§ **Task brief**
Report back each line of the data that contains the word "metamixer".

(Website and app data records)
+-------+

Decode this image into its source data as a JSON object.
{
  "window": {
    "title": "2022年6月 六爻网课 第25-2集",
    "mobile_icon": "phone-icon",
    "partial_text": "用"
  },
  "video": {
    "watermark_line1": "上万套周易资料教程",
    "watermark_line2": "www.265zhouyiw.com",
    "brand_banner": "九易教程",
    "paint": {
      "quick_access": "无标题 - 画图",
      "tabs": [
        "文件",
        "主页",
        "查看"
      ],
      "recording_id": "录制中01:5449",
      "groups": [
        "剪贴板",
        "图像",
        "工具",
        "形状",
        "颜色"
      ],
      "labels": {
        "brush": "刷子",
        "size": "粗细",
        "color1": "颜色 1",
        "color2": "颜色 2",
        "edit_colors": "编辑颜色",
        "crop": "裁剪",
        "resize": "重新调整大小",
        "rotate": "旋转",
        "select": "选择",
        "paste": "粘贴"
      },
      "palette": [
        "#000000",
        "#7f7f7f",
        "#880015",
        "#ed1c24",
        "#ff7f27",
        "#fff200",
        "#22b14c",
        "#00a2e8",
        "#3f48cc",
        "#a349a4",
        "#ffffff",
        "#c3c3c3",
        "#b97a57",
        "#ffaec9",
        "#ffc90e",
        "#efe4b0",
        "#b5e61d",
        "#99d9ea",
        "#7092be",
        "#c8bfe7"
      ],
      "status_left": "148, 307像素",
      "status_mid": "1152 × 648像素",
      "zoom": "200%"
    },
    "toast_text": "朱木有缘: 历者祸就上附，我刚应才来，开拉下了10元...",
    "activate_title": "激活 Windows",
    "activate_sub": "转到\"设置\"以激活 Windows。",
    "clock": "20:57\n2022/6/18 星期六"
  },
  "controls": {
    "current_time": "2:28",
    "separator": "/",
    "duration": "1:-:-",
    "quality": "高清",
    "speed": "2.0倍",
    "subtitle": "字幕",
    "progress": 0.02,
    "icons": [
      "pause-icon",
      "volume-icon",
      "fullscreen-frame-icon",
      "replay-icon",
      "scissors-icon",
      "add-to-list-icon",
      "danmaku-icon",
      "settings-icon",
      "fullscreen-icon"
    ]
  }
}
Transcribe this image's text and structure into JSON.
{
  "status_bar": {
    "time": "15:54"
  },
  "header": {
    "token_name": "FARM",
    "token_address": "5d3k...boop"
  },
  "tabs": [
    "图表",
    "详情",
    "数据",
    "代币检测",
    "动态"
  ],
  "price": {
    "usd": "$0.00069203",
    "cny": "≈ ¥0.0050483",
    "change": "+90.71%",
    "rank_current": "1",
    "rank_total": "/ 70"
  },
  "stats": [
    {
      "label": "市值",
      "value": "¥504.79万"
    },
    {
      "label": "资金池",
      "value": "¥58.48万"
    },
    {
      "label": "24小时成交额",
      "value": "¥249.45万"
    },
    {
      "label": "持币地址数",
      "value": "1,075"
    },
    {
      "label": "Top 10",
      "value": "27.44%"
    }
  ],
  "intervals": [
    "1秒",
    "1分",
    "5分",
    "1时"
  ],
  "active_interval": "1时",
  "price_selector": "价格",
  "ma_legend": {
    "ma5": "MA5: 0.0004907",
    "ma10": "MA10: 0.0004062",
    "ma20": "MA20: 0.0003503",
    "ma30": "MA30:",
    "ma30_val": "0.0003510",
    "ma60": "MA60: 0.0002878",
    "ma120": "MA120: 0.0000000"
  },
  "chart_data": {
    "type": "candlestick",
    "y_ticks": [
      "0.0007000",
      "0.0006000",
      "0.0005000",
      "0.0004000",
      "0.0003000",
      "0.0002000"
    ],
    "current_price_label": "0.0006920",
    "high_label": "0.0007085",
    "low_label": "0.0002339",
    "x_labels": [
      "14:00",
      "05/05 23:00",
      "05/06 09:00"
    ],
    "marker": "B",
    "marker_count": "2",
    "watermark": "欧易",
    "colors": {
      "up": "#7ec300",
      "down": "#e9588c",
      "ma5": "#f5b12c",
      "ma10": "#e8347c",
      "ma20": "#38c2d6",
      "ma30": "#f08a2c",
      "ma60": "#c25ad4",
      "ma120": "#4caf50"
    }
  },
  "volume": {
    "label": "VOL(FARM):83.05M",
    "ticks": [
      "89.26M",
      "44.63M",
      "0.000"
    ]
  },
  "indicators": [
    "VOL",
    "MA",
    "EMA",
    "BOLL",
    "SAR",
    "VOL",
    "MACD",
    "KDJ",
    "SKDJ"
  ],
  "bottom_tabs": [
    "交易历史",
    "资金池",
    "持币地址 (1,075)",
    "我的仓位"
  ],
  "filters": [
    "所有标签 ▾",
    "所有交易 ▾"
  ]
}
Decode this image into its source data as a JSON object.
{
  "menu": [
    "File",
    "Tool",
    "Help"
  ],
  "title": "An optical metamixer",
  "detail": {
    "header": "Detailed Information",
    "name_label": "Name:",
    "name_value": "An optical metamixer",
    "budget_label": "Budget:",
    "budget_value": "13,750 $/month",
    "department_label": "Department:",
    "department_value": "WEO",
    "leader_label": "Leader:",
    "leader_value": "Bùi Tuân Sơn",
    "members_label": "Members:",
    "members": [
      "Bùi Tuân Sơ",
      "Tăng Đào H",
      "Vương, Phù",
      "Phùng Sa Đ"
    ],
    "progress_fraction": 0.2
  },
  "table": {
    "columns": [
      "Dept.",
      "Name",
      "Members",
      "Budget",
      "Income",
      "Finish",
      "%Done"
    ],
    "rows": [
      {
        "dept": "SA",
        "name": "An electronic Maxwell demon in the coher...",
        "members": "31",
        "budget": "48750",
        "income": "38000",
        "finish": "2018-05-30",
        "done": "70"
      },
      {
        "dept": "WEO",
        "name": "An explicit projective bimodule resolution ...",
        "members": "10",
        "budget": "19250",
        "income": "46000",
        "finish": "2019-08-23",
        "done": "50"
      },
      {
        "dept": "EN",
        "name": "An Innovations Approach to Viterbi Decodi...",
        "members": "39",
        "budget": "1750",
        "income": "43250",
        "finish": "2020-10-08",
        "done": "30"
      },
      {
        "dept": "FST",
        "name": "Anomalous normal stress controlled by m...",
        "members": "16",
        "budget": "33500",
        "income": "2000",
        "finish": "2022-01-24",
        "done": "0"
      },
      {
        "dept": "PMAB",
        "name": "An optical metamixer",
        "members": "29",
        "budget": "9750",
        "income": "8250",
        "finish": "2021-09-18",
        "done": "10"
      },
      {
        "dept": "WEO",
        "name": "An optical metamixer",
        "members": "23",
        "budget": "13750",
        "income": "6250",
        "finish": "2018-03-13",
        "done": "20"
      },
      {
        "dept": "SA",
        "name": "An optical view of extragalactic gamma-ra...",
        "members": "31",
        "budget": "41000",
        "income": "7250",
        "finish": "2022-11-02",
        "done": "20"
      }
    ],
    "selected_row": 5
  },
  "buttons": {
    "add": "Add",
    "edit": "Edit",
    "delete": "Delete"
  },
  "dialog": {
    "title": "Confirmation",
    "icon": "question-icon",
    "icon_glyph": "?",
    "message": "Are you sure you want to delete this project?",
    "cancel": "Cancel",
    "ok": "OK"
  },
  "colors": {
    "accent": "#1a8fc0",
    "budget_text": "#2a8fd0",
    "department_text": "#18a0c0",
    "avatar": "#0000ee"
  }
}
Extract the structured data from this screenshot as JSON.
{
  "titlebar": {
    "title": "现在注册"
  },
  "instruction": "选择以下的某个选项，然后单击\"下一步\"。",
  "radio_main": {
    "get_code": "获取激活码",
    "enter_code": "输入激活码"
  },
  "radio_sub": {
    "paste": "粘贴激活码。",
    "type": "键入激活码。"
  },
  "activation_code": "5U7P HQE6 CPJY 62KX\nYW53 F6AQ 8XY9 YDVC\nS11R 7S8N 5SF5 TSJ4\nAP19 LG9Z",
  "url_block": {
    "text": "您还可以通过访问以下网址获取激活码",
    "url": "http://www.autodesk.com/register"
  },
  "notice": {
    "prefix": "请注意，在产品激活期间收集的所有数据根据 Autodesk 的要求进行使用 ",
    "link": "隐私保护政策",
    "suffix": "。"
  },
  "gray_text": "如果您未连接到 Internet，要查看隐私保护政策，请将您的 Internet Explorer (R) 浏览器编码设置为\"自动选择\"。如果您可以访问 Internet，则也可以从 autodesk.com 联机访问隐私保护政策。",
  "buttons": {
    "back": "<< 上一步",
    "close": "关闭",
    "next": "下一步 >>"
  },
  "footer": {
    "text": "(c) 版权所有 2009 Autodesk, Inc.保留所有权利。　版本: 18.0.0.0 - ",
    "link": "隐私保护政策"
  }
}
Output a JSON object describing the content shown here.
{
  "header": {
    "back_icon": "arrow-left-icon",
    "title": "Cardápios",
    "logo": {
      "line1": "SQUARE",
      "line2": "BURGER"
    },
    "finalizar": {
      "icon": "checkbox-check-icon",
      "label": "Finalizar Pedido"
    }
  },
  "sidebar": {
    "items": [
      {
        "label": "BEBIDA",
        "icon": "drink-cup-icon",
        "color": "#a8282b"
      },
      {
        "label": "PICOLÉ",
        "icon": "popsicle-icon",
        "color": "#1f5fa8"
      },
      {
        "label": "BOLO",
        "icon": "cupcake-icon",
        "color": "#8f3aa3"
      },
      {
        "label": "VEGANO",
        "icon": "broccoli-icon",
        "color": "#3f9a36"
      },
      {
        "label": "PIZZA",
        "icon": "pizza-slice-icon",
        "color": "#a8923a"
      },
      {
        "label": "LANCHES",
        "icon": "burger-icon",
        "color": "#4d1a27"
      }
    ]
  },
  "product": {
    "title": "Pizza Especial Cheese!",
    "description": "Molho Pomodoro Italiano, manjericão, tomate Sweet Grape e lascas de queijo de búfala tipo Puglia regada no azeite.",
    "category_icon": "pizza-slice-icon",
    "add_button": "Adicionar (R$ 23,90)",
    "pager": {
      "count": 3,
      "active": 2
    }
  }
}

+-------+

§ **Completed task**
  "title": "An optical metamixer",
    "name_value": "An optical metamixer",
        "name": "An optical metamixer",
        "name": "An optical metamixer",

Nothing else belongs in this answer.